Call him the Glacier Hunter.
About mid-September each year, Collin Sloan, of Boise, sets out into the mountain wilderness tracking the elusive Idaho glacier.
Sloan is convinced that Idaho has more glaciers than just the one officially recognized glacier, the Borah Glacier.
It was Sloan’s efforts that pushed the Forest Service and other government entities to officially recognize the Borah Glacier tucked into a shaded cirque on the north side of Idaho’s highest peak.
Although he didn’t find the Borah Glacier, his role in getting it legitimized has pushed him to seek out other giant ice formations.
The Borah Glacier was officially named in February.
“I believe there are more glaciers, and I’ve continued to research other locations since 2015,” Sloan said. “I’ve got one that’s very remote, and I think that will be the largest glacier in the state. I was there two years ago. … I’ll get the Forest Service involved, and we’ll name that one too. That’s my hope.”
The story of the Borah Glacier goes back to 1974 when Bruce Otto, a geology student at Boise State University, discovered the glacier while doing a project for his geomorphology class.
He and his professor Monte Wilson were joined by eight geology majors to study the glacier the following summer.
The Challis National Forest helped by helicoptering in equipment.
“The first year I was there, the bergschrund was open,” Otto said of the large crevasse at the top of the glacier. “I went all the way down inside the full length of a 150-foot rope.”
Otto said some sections of the glacier were measured at more than 200 feet thick.
The surface size of the glacier is about 30 acres, though its lower two-thirds is carpeted with a layer of rock debris.
In 2015, at the urging of Sloan, the Forest Service sent out geologist Josh Keeley with another crew to study the glacier.
“It was honestly a dream come true for me because I had just graduated two years prior with my master’s in geology, and I had taken my undergraduate degree at the University of Rhode Island where I studied under a glacial geologist,” Keeley said.
What Keeley found 41 years after Otto’s study was an intact glacier still more than 210-feet thick and still moving at about 30 inches per year.
“The furthest upstream crevasse that I went into was 40 feet deep,” Keeley said. “At the bottom, it was a frozen meltwater pond. So even that wasn’t the true bottom. I was so surprised to see how clean that ice is in that upper crevasse.”
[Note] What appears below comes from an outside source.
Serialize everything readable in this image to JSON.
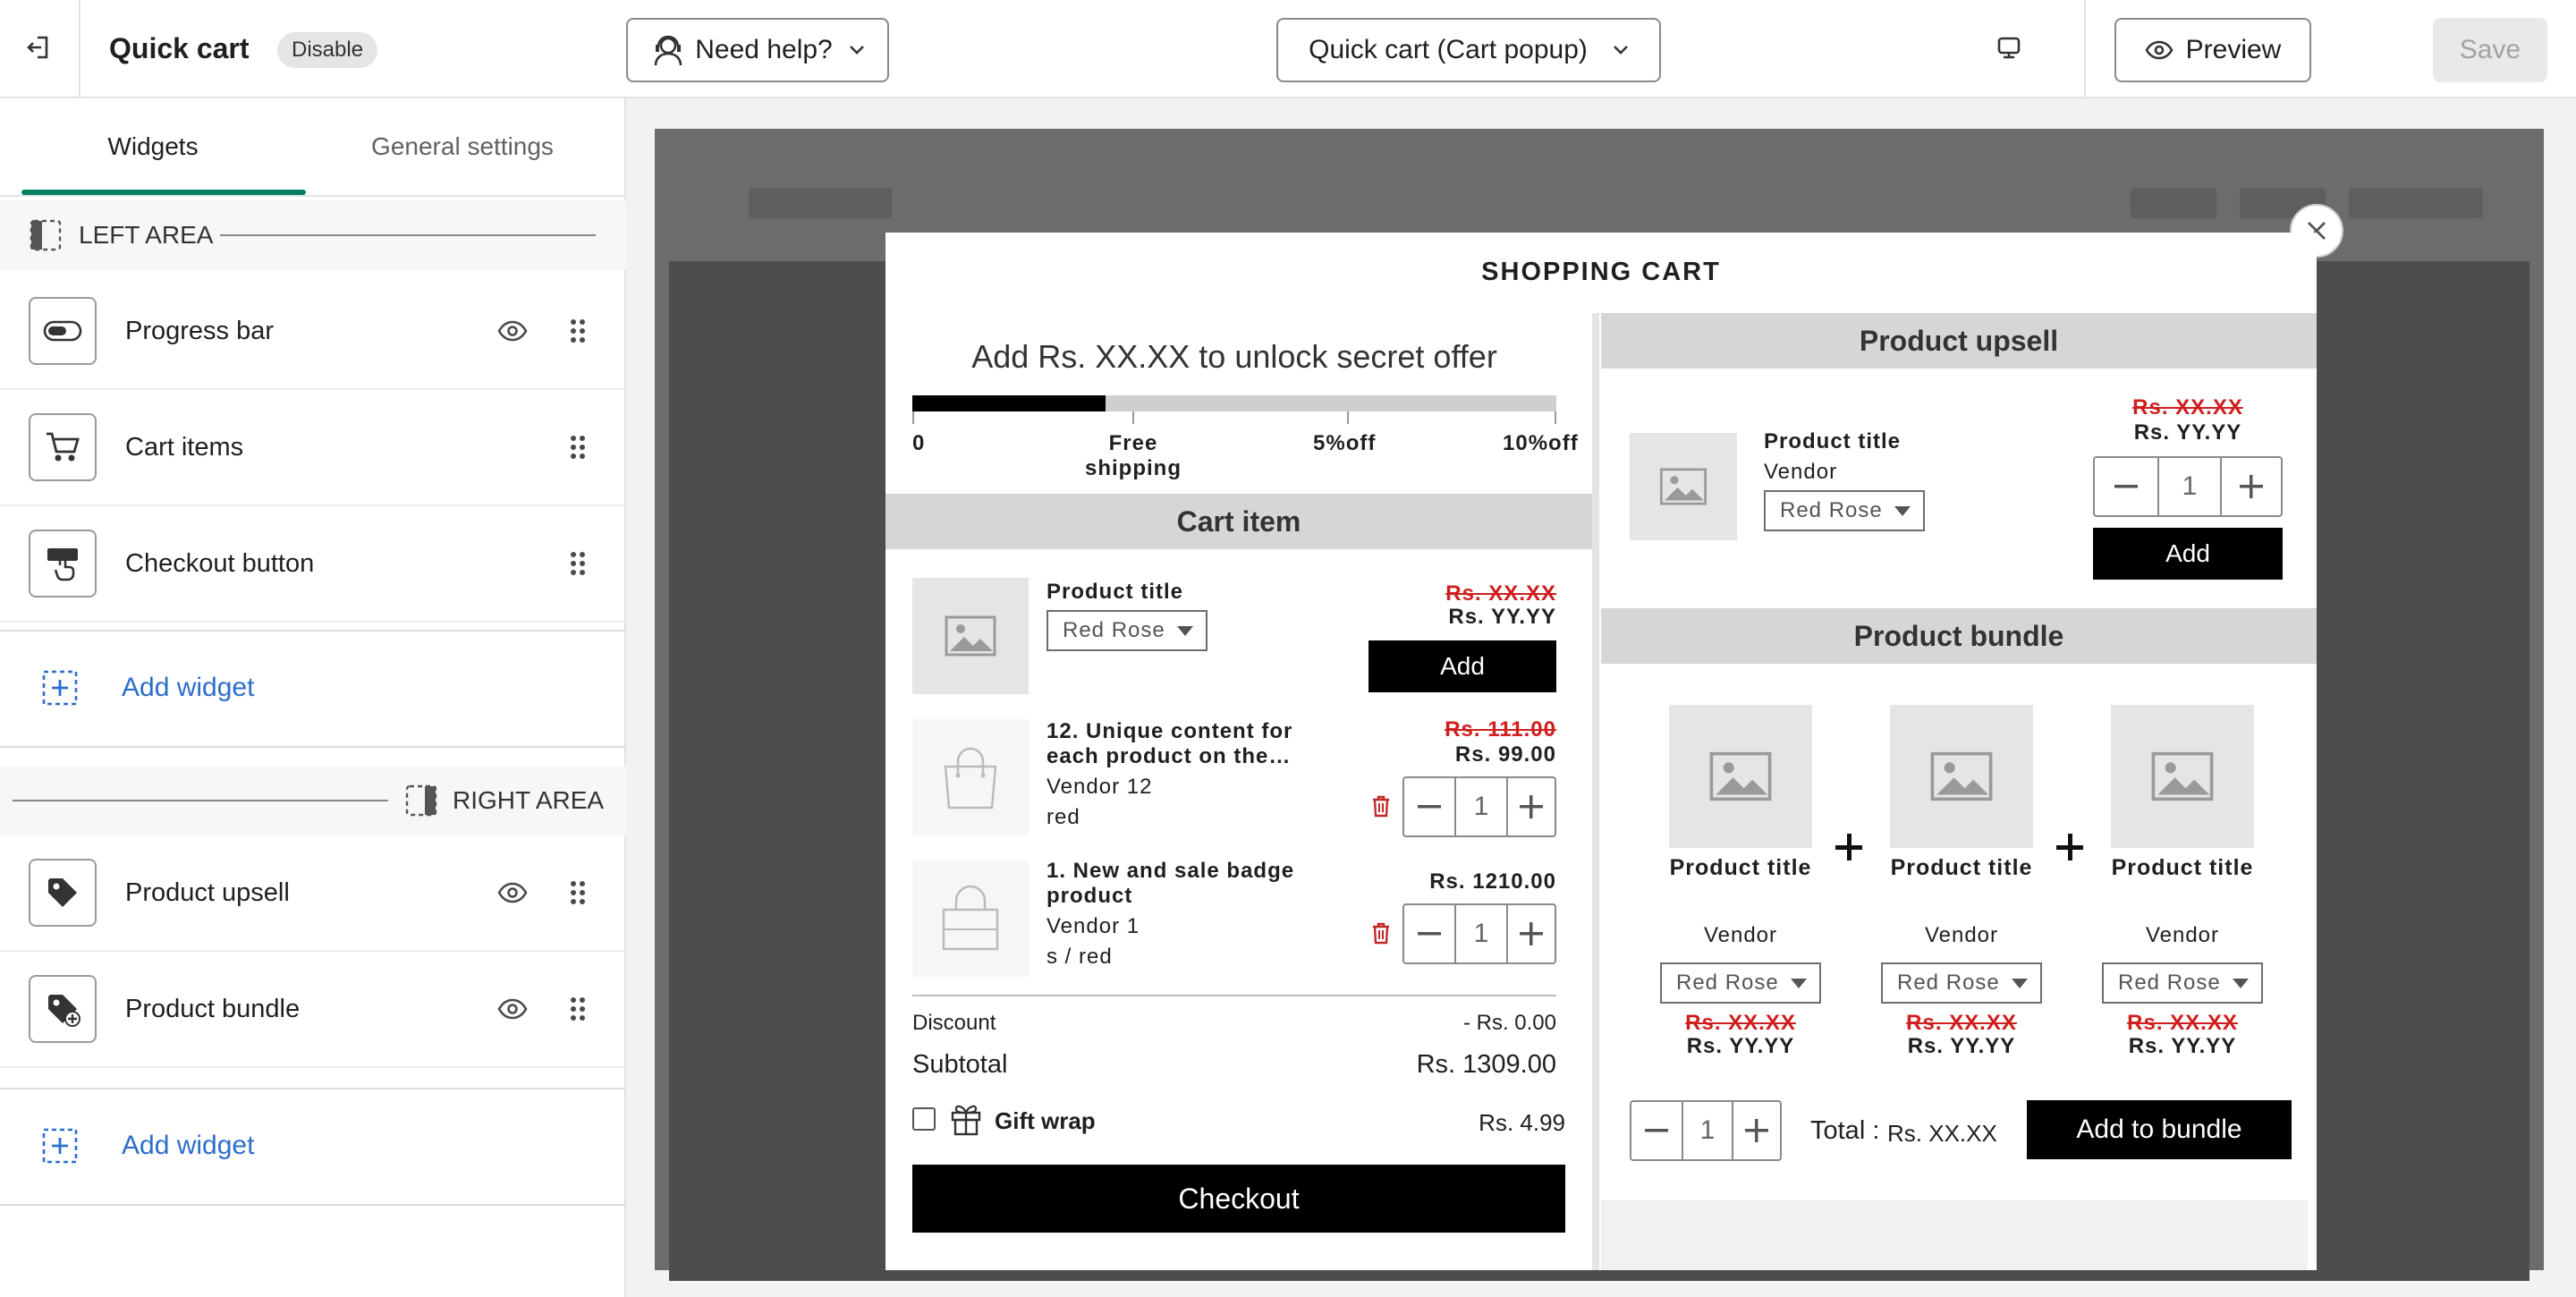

Keeley said a healthy glacier is basically a conveyor belt that brings debris from all edges of the glacier.
Snow and ice higher in elevation accumulates and turns to ice and moves down the slope pushing up debris.
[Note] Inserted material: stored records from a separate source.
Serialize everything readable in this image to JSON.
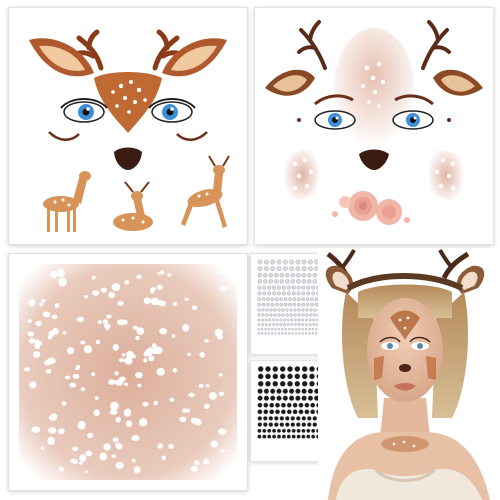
{
  "colors": {
    "brown_dark": "#6a2f18",
    "brown_mid": "#b0592d",
    "tan": "#e0a36a",
    "skin_pink": "#e8c3b6",
    "eye_blue": "#3f8fd8",
    "nose": "#3a1b12",
    "rose": "#f2b6a8",
    "rhinestone_silver": "#d8dbe0",
    "rhinestone_black": "#1b1b1b"
  },
  "products": [
    {
      "name": "cartoon-deer-face-sticker-sheet"
    },
    {
      "name": "realistic-deer-face-sticker-sheet"
    },
    {
      "name": "deer-spots-body-sticker-sheet"
    },
    {
      "name": "silver-rhinestone-sheet"
    },
    {
      "name": "black-rhinestone-sheet"
    },
    {
      "name": "model-wearing-deer-makeup"
    }
  ]
}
Keeley said the Borah Glacier “is in stasis, it’s moving inside but not growing” beyond its current size.
Both Otto and Keeley said it is easy to mistake the glacier for a permanent snow patch because most of it is hidden under a layer of rock debris.
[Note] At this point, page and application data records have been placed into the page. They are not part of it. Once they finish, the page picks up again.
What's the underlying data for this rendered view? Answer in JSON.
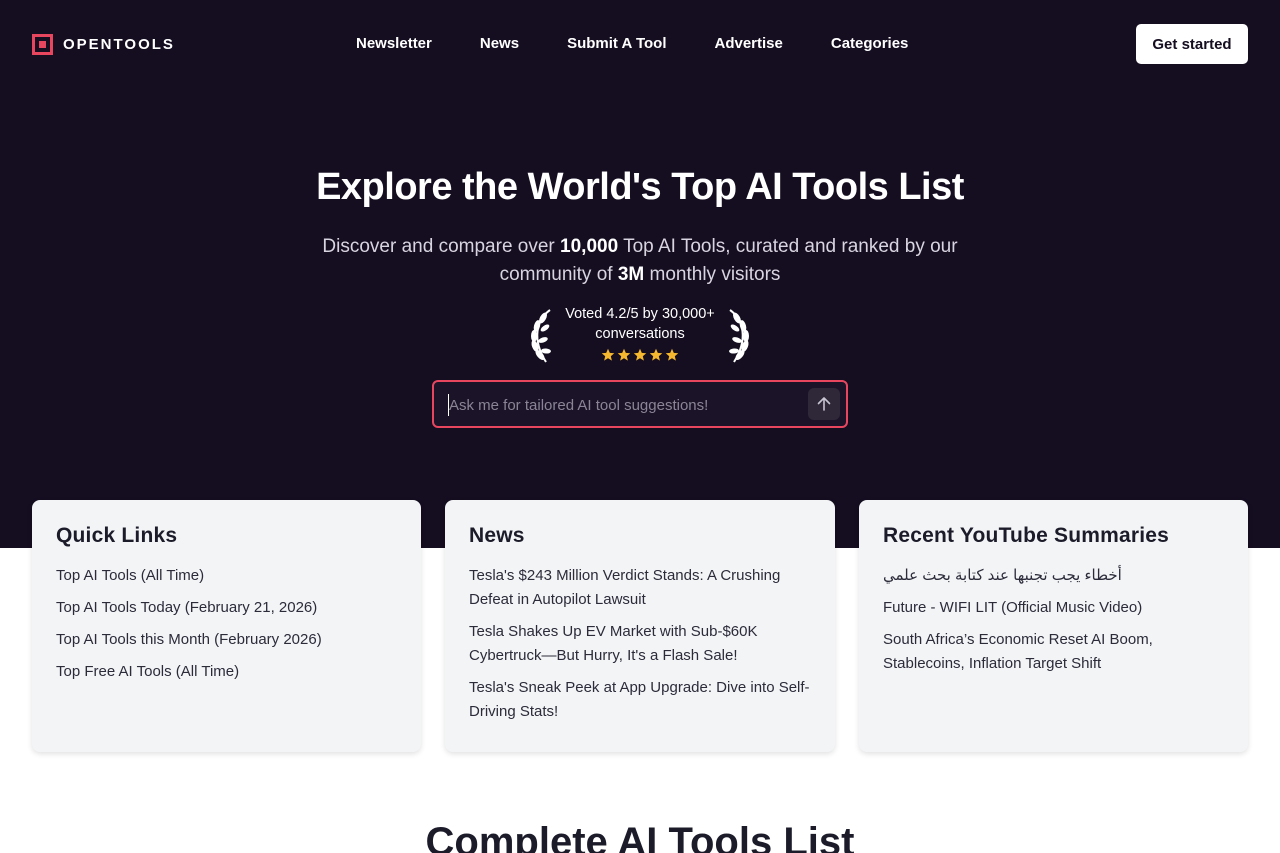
{
  "brand": {
    "name": "OPENTOOLS",
    "accent": "#e8465f",
    "bg": "#150d20"
  },
  "nav": {
    "links": [
      "Newsletter",
      "News",
      "Submit A Tool",
      "Advertise",
      "Categories"
    ],
    "cta": "Get started"
  },
  "hero": {
    "title": "Explore the World's Top AI Tools List",
    "sub_1": "Discover and compare over ",
    "sub_count": "10,000",
    "sub_2": " Top AI Tools, curated and ranked by our community of ",
    "sub_visitors": "3M",
    "sub_3": " monthly visitors",
    "rating_text": "Voted 4.2/5 by 30,000+ conversations",
    "stars": 5,
    "search_placeholder": "Ask me for tailored AI tool suggestions!"
  },
  "cards": {
    "quick_links": {
      "title": "Quick Links",
      "items": [
        "Top AI Tools (All Time)",
        "Top AI Tools Today (February 21, 2026)",
        "Top AI Tools this Month (February 2026)",
        "Top Free AI Tools (All Time)"
      ]
    },
    "news": {
      "title": "News",
      "items": [
        "Tesla's $243 Million Verdict Stands: A Crushing Defeat in Autopilot Lawsuit",
        "Tesla Shakes Up EV Market with Sub-$60K Cybertruck—But Hurry, It's a Flash Sale!",
        "Tesla's Sneak Peek at App Upgrade: Dive into Self-Driving Stats!"
      ]
    },
    "youtube": {
      "title": "Recent YouTube Summaries",
      "items": [
        "أخطاء يجب تجنبها عند كتابة بحث علمي",
        "Future - WIFI LIT (Official Music Video)",
        "South Africa’s Economic Reset AI Boom, Stablecoins, Inflation Target Shift"
      ]
    }
  },
  "section": {
    "title": "Complete AI Tools List"
  }
}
But the rock debris and the shadow of the deep cirque surrounding the glacier protects it from melting out.
“I’ve long suspected that there are other occurrences like the one I’ve found,” Otto said of the possibility of other Idaho glaciers. “They’re buried under rocks and no one has paid any attention to them. There’s a reasonable hope of success. I still think that.”
It’s that hope that keeps Sloan the Glacier Hunter on the lookout.
“I’ve always been a Google Earth geography maps guy,” Sloan said.
Sloan said he looks for similar features like those found on the north side of Borah Peak with what looks like a permanent snowfield.
He won’t say where, but he said he has found at least one other glacier in Idaho.
“Let’s keep that close to the vest for now,” he said.
Otto is more forthcoming.
“I can tell you one place where I know there is glacial ice and that’s up in the Boulder Chain Lakes area in the White Clouds,” Otto said. “There’s a feature up there in the upper part of that basin called The Kettle. Kettles are a function of melting ice. I’ve been there and those kettles are very active and there’s ice exposed in the walls of these deep pits. There’s clearly glacial ice there.”
Otto said this glacial feature has the potential of being “as big or bigger than the Borah Glacier.”
Otto said he doesn’t anticipate the renewed interest in glaciers sending hundreds of people into the Idaho wilderness to hunt for glaciers, although most, are “backpackable.”
But Sloan vows to point the way for geologists to study his next candidate.
Otto admires Soan’s enthusiasm.
“When I finally figured out what he was up to and what he was trying to accomplish, and the motivation behind it, I kind of took a liking to the guy and helped him out as much as I could,” Otto said. “Glacier Hunter. That’s a cute name isn’t it? I told myself this guy’s going to succeed because he’s got a lot of tenacity.”